MATERIAL SHOWN
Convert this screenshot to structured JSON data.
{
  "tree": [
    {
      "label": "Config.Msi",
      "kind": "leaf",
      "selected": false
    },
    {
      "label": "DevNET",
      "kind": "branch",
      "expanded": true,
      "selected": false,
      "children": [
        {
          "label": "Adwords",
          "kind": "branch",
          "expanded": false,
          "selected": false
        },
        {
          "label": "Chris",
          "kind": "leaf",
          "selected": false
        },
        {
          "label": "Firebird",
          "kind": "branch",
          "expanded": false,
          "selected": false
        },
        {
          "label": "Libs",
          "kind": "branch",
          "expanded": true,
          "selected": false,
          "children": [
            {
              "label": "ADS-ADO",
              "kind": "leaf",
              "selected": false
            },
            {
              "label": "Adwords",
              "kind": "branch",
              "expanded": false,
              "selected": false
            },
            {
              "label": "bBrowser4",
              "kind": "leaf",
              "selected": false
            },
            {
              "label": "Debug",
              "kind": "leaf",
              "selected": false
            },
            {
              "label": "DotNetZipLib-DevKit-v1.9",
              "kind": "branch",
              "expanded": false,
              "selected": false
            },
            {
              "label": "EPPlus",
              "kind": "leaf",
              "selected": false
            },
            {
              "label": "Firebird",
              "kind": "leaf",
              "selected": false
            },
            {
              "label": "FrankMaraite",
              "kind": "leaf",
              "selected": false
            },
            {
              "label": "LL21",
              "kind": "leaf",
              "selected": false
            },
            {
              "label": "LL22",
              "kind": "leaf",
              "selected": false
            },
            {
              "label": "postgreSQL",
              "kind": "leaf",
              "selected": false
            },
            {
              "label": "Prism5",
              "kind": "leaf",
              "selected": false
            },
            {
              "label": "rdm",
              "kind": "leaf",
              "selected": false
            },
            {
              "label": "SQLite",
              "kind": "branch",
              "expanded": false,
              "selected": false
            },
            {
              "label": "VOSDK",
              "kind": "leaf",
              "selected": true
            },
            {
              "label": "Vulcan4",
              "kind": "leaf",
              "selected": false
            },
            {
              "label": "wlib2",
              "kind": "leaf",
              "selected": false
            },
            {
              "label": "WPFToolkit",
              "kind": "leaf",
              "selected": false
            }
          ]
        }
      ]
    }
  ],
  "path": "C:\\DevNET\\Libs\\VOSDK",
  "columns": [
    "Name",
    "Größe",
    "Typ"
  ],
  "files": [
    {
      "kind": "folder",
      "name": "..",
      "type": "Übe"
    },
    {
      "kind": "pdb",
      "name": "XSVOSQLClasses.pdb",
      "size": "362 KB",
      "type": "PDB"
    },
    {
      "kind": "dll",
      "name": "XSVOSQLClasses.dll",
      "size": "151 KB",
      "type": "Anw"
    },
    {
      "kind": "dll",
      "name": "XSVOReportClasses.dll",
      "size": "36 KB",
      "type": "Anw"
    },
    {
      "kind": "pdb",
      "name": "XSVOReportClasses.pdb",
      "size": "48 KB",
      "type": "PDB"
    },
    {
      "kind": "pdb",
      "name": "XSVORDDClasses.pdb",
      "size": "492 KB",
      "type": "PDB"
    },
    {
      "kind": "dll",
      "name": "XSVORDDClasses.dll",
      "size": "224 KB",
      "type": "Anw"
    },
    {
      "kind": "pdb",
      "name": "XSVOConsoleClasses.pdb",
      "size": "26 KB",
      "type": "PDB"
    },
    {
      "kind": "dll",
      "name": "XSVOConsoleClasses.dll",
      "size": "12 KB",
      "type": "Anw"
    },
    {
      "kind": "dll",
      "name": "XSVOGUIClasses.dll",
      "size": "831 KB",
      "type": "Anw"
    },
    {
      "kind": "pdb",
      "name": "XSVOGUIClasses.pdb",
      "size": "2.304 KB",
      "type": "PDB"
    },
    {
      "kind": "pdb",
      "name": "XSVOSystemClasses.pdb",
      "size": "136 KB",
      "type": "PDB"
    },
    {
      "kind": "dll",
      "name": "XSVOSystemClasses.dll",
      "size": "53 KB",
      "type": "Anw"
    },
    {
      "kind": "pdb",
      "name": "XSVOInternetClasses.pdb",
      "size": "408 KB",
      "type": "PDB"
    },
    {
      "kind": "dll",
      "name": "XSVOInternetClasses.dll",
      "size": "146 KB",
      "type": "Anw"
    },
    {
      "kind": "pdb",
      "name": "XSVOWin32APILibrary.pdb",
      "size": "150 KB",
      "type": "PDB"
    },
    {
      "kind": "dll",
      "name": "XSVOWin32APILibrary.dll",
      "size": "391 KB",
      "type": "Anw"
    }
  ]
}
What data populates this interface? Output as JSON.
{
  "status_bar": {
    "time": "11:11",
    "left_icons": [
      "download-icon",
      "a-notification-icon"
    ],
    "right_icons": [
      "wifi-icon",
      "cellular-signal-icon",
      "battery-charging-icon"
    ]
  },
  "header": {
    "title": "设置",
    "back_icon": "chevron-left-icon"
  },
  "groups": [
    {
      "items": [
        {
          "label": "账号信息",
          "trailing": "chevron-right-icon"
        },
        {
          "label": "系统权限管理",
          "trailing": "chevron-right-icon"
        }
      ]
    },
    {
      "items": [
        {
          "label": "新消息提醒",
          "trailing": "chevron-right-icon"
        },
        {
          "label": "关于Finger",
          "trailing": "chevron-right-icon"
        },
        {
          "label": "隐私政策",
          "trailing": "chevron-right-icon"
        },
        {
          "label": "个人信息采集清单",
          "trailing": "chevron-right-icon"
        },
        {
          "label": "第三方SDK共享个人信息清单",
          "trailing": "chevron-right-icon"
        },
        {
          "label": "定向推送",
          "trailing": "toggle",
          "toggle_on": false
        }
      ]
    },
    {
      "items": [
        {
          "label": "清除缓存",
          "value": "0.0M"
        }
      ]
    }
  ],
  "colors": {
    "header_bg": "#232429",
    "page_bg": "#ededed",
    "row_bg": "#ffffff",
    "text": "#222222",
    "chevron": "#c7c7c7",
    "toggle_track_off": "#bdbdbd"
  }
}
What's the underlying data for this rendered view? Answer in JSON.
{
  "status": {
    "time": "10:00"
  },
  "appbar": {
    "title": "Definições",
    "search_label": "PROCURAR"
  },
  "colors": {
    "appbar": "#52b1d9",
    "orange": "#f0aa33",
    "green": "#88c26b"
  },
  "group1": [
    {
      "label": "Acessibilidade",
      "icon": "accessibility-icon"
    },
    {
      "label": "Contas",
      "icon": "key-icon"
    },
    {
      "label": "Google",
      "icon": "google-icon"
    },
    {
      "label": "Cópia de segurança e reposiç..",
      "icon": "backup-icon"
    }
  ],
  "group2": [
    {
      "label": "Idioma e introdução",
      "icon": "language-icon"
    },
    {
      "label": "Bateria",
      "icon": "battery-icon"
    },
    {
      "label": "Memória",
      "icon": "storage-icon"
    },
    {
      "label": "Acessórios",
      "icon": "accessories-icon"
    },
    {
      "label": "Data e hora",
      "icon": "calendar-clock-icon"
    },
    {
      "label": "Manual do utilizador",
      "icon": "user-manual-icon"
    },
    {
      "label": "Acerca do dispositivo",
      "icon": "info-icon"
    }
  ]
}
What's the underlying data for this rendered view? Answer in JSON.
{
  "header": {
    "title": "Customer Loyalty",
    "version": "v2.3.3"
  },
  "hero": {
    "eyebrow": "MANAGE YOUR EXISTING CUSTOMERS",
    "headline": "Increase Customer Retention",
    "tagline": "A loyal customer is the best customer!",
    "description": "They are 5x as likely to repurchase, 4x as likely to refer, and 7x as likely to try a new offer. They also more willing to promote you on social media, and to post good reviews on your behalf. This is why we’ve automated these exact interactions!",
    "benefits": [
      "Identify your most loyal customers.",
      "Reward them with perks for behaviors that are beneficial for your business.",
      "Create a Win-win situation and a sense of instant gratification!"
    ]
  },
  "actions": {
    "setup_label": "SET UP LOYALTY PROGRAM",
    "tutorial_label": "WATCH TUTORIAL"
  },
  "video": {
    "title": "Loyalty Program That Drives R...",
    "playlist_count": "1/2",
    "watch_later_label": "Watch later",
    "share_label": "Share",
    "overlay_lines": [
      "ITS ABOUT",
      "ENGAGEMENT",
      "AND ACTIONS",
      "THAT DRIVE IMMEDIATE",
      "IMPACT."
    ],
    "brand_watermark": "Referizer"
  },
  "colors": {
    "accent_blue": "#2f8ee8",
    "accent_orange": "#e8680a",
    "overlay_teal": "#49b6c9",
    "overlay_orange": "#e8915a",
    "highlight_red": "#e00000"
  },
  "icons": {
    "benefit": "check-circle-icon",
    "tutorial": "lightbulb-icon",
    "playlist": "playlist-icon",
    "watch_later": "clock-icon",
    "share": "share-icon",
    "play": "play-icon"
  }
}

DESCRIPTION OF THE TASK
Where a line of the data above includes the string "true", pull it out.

EXERCISE RESPONSE
      "expanded": true,
          "expanded": true,
              "selected": true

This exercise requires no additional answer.